DATA LISTING below:
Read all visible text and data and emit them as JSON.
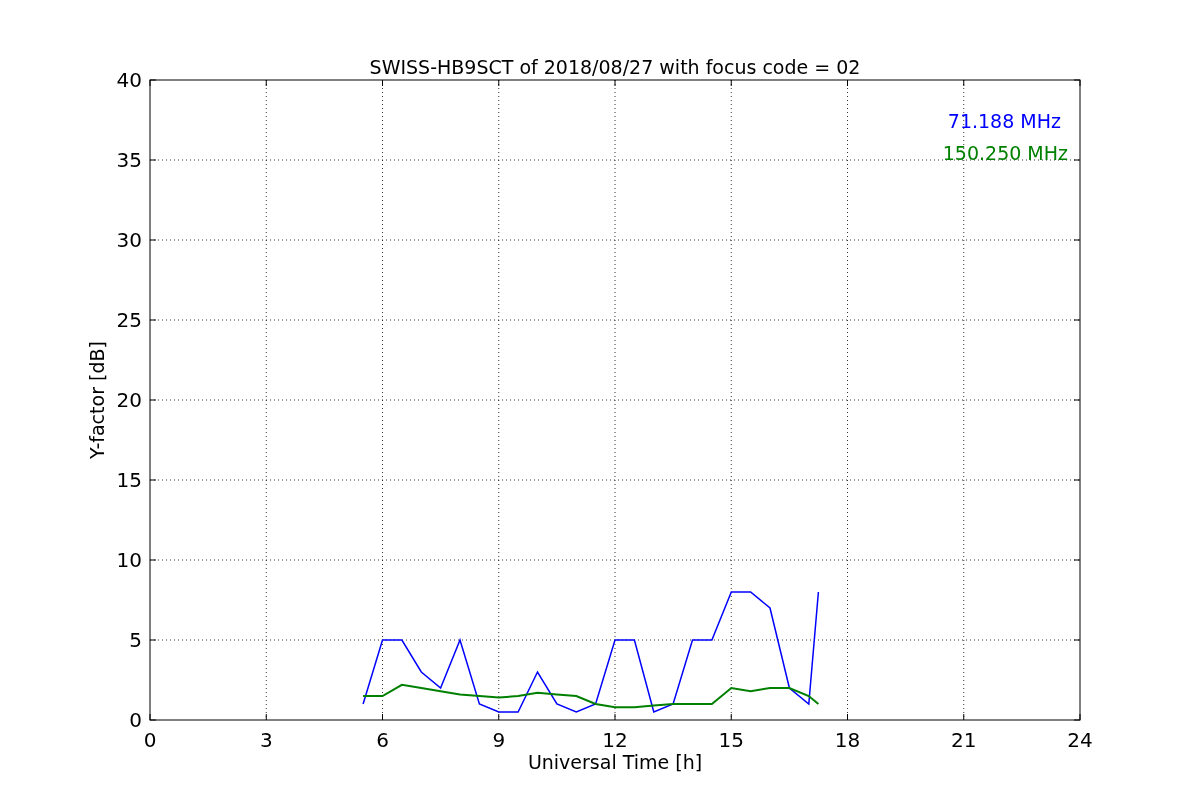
{
  "chart_data": {
    "type": "line",
    "title": "SWISS-HB9SCT of 2018/08/27 with focus code = 02",
    "xlabel": "Universal Time [h]",
    "ylabel": "Y-factor [dB]",
    "x": [
      5.5,
      6,
      6.5,
      7,
      7.5,
      8,
      8.5,
      9,
      9.5,
      10,
      10.5,
      11,
      11.5,
      12,
      12.5,
      13,
      13.5,
      14,
      14.5,
      15,
      15.5,
      16,
      16.5,
      17,
      17.25
    ],
    "series": [
      {
        "name": "71.188 MHz",
        "color": "#0000ff",
        "values": [
          1,
          5,
          5,
          3,
          2,
          5,
          1,
          0.5,
          0.5,
          3,
          1,
          0.5,
          1,
          5,
          5,
          0.5,
          1,
          5,
          5,
          8,
          8,
          7,
          2,
          1,
          8
        ]
      },
      {
        "name": "150.250 MHz",
        "color": "#008000",
        "values": [
          1.5,
          1.5,
          2.2,
          2,
          1.8,
          1.6,
          1.5,
          1.4,
          1.5,
          1.7,
          1.6,
          1.5,
          1,
          0.8,
          0.8,
          0.9,
          1,
          1,
          1,
          2,
          1.8,
          2,
          2,
          1.5,
          1
        ]
      }
    ],
    "grid": true,
    "xlim": [
      0,
      24
    ],
    "ylim": [
      0,
      40
    ],
    "xticks": [
      0,
      3,
      6,
      9,
      12,
      15,
      18,
      21,
      24
    ],
    "yticks": [
      0,
      5,
      10,
      15,
      20,
      25,
      30,
      35,
      40
    ]
  }
}
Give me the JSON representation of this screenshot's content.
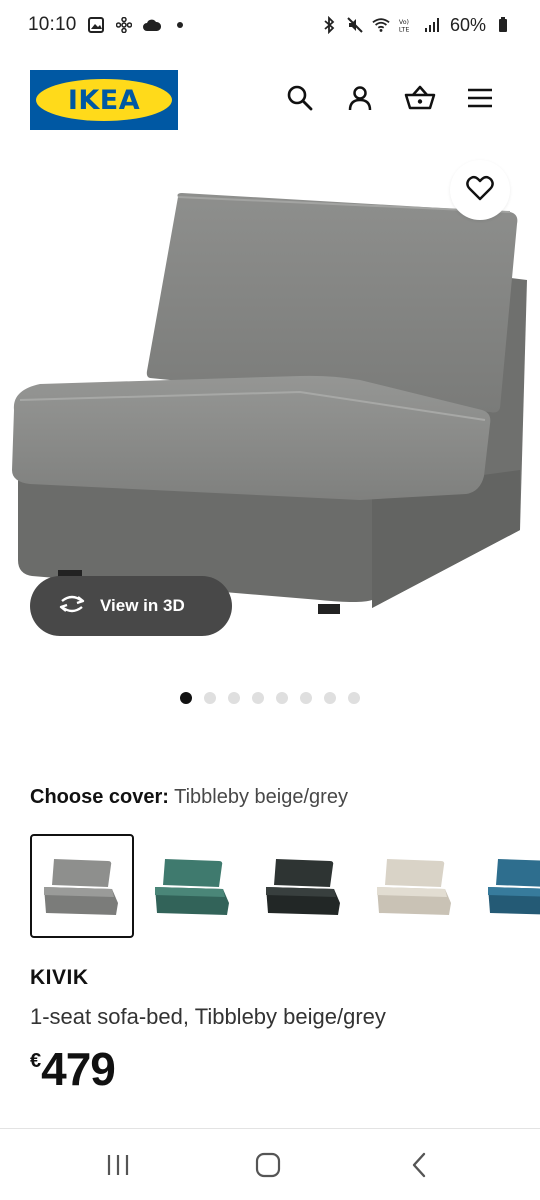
{
  "status_bar": {
    "time": "10:10",
    "battery": "60%",
    "left_icons": [
      "image-icon",
      "pinwheel-icon",
      "cloud-icon",
      "dot-icon"
    ],
    "right_icons": [
      "bluetooth-icon",
      "mute-icon",
      "wifi-icon",
      "volte-icon",
      "signal-icon",
      "battery-icon"
    ]
  },
  "header": {
    "logo_text": "IKEA",
    "icons": [
      "search-icon",
      "account-icon",
      "basket-icon",
      "menu-icon"
    ]
  },
  "product_image": {
    "view_3d_label": "View in 3D",
    "carousel_total": 8,
    "carousel_active": 0
  },
  "cover": {
    "label": "Choose cover:",
    "value": "Tibbleby beige/grey",
    "swatches": [
      {
        "name": "Tibbleby beige/grey",
        "color": "#8e8f8d",
        "selected": true
      },
      {
        "name": "green",
        "color": "#3f7a6e",
        "selected": false
      },
      {
        "name": "dark",
        "color": "#2e3433",
        "selected": false
      },
      {
        "name": "beige",
        "color": "#d9d3c7",
        "selected": false
      },
      {
        "name": "blue",
        "color": "#2e6e8e",
        "selected": false
      }
    ]
  },
  "product": {
    "name": "KIVIK",
    "description": "1-seat sofa-bed, Tibbleby beige/grey",
    "currency": "€",
    "price": "479"
  },
  "navbar": {
    "icons": [
      "recent-apps-icon",
      "home-icon",
      "back-icon"
    ]
  },
  "colors": {
    "ikea_blue": "#0058a3",
    "ikea_yellow": "#ffda1a",
    "pill_bg": "#484848"
  }
}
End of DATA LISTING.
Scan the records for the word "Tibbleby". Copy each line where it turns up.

    "value": "Tibbleby beige/grey",
        "name": "Tibbleby beige/grey",
    "description": "1-seat sofa-bed, Tibbleby beige/grey",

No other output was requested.